Around the postgame locker room, they knew that they had put forth a championship-level effort in an 85-79 loss to the league’s reigning dynasty, the Minnesota Lynx. They just hadn’t played with championship-level poise down the stretch, allowing the moment to get too big in their heads.
That’s when the franchise’s co-owner, Magic Johnson, entered the room.
“You could hear a pin drop,” guard Kristi Toliver relayed on Wednesday, before practice for Thursday’s winner-take-all Game 5 (8 PM ET, ESPN 2). “Everybody was just really locked into what he was saying. When you have a guy like him — a basketball guy who’s done so many things and won five championships — when he’s talking, everybody listens.”
Magic, who had last addressed the team at a luncheon before the semifinals, told them about the Lakers’ series with the Celtics back in the ’80s. He told them a few things that Ogwumike chose to keep private in the moments after Game 4 in L.A. But mainly, he told them a message that still resonated with the Sparks’ leaders the day before Game 5: “This isn’t over.”
“‘We can win in their place,'” Toliver summarized Magic’s message. “‘We’ve done it. You just have to believe that.’
“We totally believe that. That was exactly what we needed to hear in that moment. Because in that moment, your emotions – you’re all over the place. But he just brought everybody back in, refocused everyone.”
“We almost felt like he was on the team when he was talking to us,” Ogwumike said with a smile.
With an L.A. legend in their corner and valuable lessons from a Game 4 letdown behind them, the Sparks exuded confidence heading into another game with the title on the line. Yes, they don’t have the experience to match the Lynx, who played in a Game 5 just last year. But that can be a good thing.
“We’ve approached that positively. Not ever being somewhere, it can either go one way or another,” Ogwumike explained. “You can either have the Disney World effect, like, ‘Whoooa, oh my god, first time here — give me the ears! Or like, ‘No. Uh-uh. No.’ I’m just like, ‘I’m here for the first time, I’m getting on every ride, I’m making the most of this situation and I’m going to come out feeling good.'”
With three days in between Games 4 and 5, the Sparks had plenty of time to stew on Sunday’s missed opportunity. They went to the gym and watched film immediately after the game, then replayed it again on Monday. There were basketball moves to be made: reasserting themselves on the boards, first and foremost; continuing to find ways to apply pressure and disrupt the Lynx offense; containing Maya Moore enough to keep the game in check; getting better production from the role players Minnesota is choosing to overlook defensively.
But these teams have now faced seven times this season. “There are no more X’s and O’s,” as Sparks guard Alana Beard said.
No, Game 5 is a mental game.

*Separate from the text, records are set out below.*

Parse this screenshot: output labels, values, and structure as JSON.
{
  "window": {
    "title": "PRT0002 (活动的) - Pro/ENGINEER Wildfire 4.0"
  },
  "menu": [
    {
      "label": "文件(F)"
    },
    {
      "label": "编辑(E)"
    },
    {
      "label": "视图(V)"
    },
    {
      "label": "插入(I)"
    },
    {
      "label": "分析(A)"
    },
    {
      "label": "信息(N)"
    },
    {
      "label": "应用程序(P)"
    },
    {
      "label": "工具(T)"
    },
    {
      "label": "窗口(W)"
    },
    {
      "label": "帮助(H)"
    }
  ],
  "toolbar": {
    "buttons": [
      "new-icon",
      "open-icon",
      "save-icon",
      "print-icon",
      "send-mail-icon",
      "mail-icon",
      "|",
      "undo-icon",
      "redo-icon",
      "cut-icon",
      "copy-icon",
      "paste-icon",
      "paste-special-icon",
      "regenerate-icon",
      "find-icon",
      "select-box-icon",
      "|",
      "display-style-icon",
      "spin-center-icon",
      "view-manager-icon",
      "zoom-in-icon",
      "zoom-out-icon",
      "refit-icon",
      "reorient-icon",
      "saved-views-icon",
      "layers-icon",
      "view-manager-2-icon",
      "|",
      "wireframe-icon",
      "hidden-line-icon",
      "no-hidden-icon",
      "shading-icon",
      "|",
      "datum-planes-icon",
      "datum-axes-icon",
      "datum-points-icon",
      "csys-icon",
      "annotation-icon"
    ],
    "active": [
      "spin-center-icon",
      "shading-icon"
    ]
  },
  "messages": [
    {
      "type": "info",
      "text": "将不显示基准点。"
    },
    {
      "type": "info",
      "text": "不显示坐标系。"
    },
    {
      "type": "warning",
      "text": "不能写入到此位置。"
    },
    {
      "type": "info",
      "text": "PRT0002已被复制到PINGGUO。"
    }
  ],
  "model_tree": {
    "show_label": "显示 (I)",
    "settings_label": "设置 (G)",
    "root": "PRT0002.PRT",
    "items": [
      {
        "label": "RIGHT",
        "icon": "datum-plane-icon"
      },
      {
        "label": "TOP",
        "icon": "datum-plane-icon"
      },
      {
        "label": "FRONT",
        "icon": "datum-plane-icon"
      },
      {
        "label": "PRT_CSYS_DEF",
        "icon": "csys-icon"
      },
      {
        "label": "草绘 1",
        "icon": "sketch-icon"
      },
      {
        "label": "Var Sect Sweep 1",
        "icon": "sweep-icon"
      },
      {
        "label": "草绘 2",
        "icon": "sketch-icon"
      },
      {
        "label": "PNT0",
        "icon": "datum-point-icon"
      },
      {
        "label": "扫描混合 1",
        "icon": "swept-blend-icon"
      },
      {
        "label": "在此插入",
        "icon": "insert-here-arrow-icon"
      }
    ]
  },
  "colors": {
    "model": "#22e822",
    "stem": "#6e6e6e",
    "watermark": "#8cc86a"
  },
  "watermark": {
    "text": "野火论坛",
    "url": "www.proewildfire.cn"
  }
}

After Sunday night’s loss, Ogwumike said she laid in bed with a feeling not of disappointment but of confusion. We played so hard — why didn’t it wooooork?
At film study the next day, Agler pinpointed what went wrong. “We fought hard. I don’t doubt that at all. But I think that everyone out there was playing to win a championship and not to beat the team that we were playing.”
“I told Coach [Tuesday] at the airport,” Ogwumike said to the assembled media, “‘That’s exactly how I felt.'”
It’s why guard Essence Carson insisted before practice concluded that the Sparks are not trying to win a championship at the Target Center on Thursday night. “No, we’re winning a game,” she said.